▸ **DATA SHOWN**:
* * * *
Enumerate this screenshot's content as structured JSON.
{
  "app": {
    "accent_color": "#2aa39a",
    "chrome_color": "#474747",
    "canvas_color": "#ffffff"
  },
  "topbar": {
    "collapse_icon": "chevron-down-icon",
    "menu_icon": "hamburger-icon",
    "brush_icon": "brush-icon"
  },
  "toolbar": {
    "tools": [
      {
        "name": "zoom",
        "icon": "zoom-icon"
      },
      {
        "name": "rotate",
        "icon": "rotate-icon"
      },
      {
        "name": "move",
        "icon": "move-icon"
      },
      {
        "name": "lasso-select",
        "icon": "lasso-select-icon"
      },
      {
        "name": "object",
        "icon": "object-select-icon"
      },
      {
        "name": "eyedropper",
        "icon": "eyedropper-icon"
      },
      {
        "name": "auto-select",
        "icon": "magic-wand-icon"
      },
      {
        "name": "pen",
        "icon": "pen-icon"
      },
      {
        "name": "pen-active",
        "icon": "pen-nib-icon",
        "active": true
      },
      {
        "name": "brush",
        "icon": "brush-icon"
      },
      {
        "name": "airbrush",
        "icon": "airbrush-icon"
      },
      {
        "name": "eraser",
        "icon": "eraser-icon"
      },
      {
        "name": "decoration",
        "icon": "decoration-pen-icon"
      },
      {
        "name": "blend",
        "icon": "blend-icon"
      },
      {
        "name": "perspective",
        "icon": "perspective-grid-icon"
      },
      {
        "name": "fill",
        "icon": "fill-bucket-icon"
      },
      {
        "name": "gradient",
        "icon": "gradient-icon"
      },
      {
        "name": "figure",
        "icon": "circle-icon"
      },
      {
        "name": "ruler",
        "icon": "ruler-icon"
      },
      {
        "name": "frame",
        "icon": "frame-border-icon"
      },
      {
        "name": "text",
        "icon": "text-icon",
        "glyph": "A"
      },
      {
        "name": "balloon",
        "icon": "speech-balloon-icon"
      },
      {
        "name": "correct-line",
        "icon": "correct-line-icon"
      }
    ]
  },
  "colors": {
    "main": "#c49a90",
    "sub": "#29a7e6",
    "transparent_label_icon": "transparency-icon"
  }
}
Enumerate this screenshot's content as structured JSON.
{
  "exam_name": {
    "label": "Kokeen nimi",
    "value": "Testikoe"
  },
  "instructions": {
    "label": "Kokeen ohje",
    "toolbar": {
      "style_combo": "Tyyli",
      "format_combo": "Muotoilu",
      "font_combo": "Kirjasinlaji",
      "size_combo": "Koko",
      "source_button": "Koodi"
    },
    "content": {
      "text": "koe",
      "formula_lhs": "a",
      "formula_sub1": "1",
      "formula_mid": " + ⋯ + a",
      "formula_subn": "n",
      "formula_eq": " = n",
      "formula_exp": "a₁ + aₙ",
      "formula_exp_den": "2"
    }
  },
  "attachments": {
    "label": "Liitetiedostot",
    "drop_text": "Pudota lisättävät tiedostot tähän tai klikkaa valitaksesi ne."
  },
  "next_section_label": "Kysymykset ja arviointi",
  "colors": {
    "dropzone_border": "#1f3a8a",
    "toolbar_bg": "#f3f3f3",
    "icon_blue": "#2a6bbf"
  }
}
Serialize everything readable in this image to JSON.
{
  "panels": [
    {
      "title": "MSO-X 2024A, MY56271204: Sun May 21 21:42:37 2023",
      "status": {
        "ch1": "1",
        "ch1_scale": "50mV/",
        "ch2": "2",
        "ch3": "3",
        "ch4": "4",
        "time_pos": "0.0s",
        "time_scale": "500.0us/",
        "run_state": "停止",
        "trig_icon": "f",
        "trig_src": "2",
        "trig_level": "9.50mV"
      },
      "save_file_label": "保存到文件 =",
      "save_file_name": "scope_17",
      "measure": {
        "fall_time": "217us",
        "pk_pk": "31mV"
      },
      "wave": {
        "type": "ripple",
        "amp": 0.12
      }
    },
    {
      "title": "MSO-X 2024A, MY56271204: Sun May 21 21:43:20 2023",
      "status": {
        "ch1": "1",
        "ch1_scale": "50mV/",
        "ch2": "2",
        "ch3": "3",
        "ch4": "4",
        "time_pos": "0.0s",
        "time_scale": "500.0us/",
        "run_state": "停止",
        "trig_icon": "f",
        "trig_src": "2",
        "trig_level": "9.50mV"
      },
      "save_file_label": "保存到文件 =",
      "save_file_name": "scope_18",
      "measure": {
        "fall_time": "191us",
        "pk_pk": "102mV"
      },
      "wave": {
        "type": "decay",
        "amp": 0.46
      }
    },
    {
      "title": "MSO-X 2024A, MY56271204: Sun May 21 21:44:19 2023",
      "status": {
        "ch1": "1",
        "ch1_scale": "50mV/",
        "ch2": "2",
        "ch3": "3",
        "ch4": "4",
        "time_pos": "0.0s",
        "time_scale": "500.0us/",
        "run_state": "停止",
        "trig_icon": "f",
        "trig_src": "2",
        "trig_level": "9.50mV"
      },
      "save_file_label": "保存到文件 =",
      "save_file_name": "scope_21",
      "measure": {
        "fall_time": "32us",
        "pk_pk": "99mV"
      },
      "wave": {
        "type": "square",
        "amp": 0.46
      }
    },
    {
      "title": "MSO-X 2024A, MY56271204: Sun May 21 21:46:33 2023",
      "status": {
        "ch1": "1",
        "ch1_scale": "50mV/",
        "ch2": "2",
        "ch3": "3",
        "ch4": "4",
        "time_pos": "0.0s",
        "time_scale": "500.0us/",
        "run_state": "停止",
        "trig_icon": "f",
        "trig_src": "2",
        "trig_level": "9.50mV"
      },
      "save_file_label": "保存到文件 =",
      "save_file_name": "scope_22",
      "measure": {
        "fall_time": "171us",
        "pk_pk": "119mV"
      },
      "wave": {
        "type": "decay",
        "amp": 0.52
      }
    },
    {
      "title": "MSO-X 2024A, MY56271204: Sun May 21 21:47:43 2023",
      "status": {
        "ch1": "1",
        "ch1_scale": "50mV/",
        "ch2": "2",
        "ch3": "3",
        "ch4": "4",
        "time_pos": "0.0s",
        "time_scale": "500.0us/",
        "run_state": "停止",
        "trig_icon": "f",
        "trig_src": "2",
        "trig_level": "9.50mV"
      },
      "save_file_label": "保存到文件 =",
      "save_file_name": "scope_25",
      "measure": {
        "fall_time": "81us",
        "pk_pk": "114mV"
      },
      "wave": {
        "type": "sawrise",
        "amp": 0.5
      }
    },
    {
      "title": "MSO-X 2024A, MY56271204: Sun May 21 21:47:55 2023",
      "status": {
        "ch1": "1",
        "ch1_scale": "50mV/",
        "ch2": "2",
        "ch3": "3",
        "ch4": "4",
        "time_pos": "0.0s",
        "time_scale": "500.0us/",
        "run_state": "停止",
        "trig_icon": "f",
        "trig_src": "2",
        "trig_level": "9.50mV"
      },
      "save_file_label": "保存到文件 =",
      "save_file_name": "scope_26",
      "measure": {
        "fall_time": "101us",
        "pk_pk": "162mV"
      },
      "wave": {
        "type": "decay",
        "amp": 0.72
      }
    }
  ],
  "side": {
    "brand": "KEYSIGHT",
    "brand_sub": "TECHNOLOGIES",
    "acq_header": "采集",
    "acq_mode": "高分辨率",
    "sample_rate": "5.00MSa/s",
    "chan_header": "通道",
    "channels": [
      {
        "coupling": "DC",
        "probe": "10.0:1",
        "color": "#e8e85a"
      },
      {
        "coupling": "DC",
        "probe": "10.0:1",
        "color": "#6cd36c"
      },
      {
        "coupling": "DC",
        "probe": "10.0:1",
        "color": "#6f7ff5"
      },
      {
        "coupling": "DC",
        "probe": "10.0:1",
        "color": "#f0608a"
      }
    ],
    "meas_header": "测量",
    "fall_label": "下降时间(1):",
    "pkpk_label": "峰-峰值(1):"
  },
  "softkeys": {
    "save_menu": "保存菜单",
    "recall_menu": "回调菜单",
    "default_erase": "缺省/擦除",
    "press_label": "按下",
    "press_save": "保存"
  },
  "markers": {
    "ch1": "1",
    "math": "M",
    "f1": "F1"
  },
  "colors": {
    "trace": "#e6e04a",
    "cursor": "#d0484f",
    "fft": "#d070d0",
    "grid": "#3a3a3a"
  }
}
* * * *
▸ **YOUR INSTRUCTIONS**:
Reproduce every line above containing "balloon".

▸ **ANSWER SPACE**:
        "name": "balloon",
        "icon": "speech-balloon-icon"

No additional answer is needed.